## PROBLEM DESCRIPTION
Every record below must be set down again exactly as given.

RECORDS PROVIDED: Begin

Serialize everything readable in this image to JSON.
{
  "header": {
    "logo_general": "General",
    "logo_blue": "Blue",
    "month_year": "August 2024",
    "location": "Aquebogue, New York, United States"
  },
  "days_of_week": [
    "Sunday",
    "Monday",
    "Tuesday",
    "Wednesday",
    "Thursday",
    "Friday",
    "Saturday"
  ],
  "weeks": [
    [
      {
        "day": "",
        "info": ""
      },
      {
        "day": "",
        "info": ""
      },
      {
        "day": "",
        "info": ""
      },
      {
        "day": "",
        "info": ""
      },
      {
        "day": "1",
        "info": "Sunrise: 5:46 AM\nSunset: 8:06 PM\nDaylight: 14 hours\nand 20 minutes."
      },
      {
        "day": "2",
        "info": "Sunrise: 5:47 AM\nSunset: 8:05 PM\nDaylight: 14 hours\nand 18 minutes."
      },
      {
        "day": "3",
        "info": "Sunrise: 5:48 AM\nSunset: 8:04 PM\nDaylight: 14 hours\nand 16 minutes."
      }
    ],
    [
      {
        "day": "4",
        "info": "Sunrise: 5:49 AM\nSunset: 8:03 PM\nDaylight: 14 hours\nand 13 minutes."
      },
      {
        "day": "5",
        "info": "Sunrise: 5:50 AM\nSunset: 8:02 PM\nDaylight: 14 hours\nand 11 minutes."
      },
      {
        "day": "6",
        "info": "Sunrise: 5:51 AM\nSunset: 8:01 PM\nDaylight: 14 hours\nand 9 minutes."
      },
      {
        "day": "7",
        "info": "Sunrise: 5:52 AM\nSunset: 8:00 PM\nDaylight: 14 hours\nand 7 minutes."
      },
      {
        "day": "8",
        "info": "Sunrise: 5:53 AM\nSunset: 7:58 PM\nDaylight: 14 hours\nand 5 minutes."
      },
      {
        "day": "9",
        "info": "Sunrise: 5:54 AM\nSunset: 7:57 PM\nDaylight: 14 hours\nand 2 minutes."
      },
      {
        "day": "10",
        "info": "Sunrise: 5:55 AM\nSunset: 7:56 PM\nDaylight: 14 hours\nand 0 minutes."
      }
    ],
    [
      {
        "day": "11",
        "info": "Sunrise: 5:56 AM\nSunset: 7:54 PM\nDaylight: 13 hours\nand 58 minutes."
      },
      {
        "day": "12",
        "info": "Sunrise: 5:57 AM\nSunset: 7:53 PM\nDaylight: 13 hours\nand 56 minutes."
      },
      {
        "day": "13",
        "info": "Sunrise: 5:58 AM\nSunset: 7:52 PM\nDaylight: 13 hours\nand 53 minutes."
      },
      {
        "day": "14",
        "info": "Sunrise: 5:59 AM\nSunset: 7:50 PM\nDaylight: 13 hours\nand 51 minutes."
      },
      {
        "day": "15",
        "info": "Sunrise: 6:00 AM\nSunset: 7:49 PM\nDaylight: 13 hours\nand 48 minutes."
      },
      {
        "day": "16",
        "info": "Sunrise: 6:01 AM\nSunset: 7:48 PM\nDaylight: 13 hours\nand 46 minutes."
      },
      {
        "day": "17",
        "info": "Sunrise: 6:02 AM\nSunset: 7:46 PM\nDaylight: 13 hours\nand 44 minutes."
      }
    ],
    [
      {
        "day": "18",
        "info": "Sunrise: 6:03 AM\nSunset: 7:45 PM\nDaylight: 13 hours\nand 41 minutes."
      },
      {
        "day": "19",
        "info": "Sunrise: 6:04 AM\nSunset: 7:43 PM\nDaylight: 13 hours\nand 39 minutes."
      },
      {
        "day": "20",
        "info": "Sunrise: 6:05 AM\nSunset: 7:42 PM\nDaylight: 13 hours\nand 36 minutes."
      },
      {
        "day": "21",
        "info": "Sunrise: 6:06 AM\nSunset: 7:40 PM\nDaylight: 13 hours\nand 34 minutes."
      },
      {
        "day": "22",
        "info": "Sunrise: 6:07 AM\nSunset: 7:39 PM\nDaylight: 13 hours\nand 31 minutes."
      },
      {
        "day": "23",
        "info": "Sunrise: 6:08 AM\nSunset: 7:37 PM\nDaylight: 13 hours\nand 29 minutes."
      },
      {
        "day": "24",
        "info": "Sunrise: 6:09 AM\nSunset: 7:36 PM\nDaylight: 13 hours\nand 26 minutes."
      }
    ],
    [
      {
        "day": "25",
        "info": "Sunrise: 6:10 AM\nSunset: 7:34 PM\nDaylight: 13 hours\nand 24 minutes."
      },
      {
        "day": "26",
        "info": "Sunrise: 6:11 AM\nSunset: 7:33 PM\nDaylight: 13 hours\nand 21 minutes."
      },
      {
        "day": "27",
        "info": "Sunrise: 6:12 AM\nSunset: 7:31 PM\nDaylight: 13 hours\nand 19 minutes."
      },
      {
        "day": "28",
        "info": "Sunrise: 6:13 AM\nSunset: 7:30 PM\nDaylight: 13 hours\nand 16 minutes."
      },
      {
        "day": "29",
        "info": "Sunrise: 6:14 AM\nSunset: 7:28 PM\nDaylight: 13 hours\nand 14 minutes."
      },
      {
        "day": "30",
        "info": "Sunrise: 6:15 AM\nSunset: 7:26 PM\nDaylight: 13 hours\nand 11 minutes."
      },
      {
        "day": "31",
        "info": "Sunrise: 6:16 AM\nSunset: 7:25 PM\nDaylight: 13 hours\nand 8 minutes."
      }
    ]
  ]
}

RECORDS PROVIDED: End

## TASK RESPONSE
Serialize everything readable in this image to JSON.
{
  "header": {
    "logo_general": "General",
    "logo_blue": "Blue",
    "month_year": "August 2024",
    "location": "Aquebogue, New York, United States"
  },
  "days_of_week": [
    "Sunday",
    "Monday",
    "Tuesday",
    "Wednesday",
    "Thursday",
    "Friday",
    "Saturday"
  ],
  "weeks": [
    [
      {
        "day": "",
        "info": ""
      },
      {
        "day": "",
        "info": ""
      },
      {
        "day": "",
        "info": ""
      },
      {
        "day": "",
        "info": ""
      },
      {
        "day": "1",
        "info": "Sunrise: 5:46 AM\nSunset: 8:06 PM\nDaylight: 14 hours\nand 20 minutes."
      },
      {
        "day": "2",
        "info": "Sunrise: 5:47 AM\nSunset: 8:05 PM\nDaylight: 14 hours\nand 18 minutes."
      },
      {
        "day": "3",
        "info": "Sunrise: 5:48 AM\nSunset: 8:04 PM\nDaylight: 14 hours\nand 16 minutes."
      }
    ],
    [
      {
        "day": "4",
        "info": "Sunrise: 5:49 AM\nSunset: 8:03 PM\nDaylight: 14 hours\nand 13 minutes."
      },
      {
        "day": "5",
        "info": "Sunrise: 5:50 AM\nSunset: 8:02 PM\nDaylight: 14 hours\nand 11 minutes."
      },
      {
        "day": "6",
        "info": "Sunrise: 5:51 AM\nSunset: 8:01 PM\nDaylight: 14 hours\nand 9 minutes."
      },
      {
        "day": "7",
        "info": "Sunrise: 5:52 AM\nSunset: 8:00 PM\nDaylight: 14 hours\nand 7 minutes."
      },
      {
        "day": "8",
        "info": "Sunrise: 5:53 AM\nSunset: 7:58 PM\nDaylight: 14 hours\nand 5 minutes."
      },
      {
        "day": "9",
        "info": "Sunrise: 5:54 AM\nSunset: 7:57 PM\nDaylight: 14 hours\nand 2 minutes."
      },
      {
        "day": "10",
        "info": "Sunrise: 5:55 AM\nSunset: 7:56 PM\nDaylight: 14 hours\nand 0 minutes."
      }
    ],
    [
      {
        "day": "11",
        "info": "Sunrise: 5:56 AM\nSunset: 7:54 PM\nDaylight: 13 hours\nand 58 minutes."
      },
      {
        "day": "12",
        "info": "Sunrise: 5:57 AM\nSunset: 7:53 PM\nDaylight: 13 hours\nand 56 minutes."
      },
      {
        "day": "13",
        "info": "Sunrise: 5:58 AM\nSunset: 7:52 PM\nDaylight: 13 hours\nand 53 minutes."
      },
      {
        "day": "14",
        "info": "Sunrise: 5:59 AM\nSunset: 7:50 PM\nDaylight: 13 hours\nand 51 minutes."
      },
      {
        "day": "15",
        "info": "Sunrise: 6:00 AM\nSunset: 7:49 PM\nDaylight: 13 hours\nand 48 minutes."
      },
      {
        "day": "16",
        "info": "Sunrise: 6:01 AM\nSunset: 7:48 PM\nDaylight: 13 hours\nand 46 minutes."
      },
      {
        "day": "17",
        "info": "Sunrise: 6:02 AM\nSunset: 7:46 PM\nDaylight: 13 hours\nand 44 minutes."
      }
    ],
    [
      {
        "day": "18",
        "info": "Sunrise: 6:03 AM\nSunset: 7:45 PM\nDaylight: 13 hours\nand 41 minutes."
      },
      {
        "day": "19",
        "info": "Sunrise: 6:04 AM\nSunset: 7:43 PM\nDaylight: 13 hours\nand 39 minutes."
      },
      {
        "day": "20",
        "info": "Sunrise: 6:05 AM\nSunset: 7:42 PM\nDaylight: 13 hours\nand 36 minutes."
      },
      {
        "day": "21",
        "info": "Sunrise: 6:06 AM\nSunset: 7:40 PM\nDaylight: 13 hours\nand 34 minutes."
      },
      {
        "day": "22",
        "info": "Sunrise: 6:07 AM\nSunset: 7:39 PM\nDaylight: 13 hours\nand 31 minutes."
      },
      {
        "day": "23",
        "info": "Sunrise: 6:08 AM\nSunset: 7:37 PM\nDaylight: 13 hours\nand 29 minutes."
      },
      {
        "day": "24",
        "info": "Sunrise: 6:09 AM\nSunset: 7:36 PM\nDaylight: 13 hours\nand 26 minutes."
      }
    ],
    [
      {
        "day": "25",
        "info": "Sunrise: 6:10 AM\nSunset: 7:34 PM\nDaylight: 13 hours\nand 24 minutes."
      },
      {
        "day": "26",
        "info": "Sunrise: 6:11 AM\nSunset: 7:33 PM\nDaylight: 13 hours\nand 21 minutes."
      },
      {
        "day": "27",
        "info": "Sunrise: 6:12 AM\nSunset: 7:31 PM\nDaylight: 13 hours\nand 19 minutes."
      },
      {
        "day": "28",
        "info": "Sunrise: 6:13 AM\nSunset: 7:30 PM\nDaylight: 13 hours\nand 16 minutes."
      },
      {
        "day": "29",
        "info": "Sunrise: 6:14 AM\nSunset: 7:28 PM\nDaylight: 13 hours\nand 14 minutes."
      },
      {
        "day": "30",
        "info": "Sunrise: 6:15 AM\nSunset: 7:26 PM\nDaylight: 13 hours\nand 11 minutes."
      },
      {
        "day": "31",
        "info": "Sunrise: 6:16 AM\nSunset: 7:25 PM\nDaylight: 13 hours\nand 8 minutes."
      }
    ]
  ]
}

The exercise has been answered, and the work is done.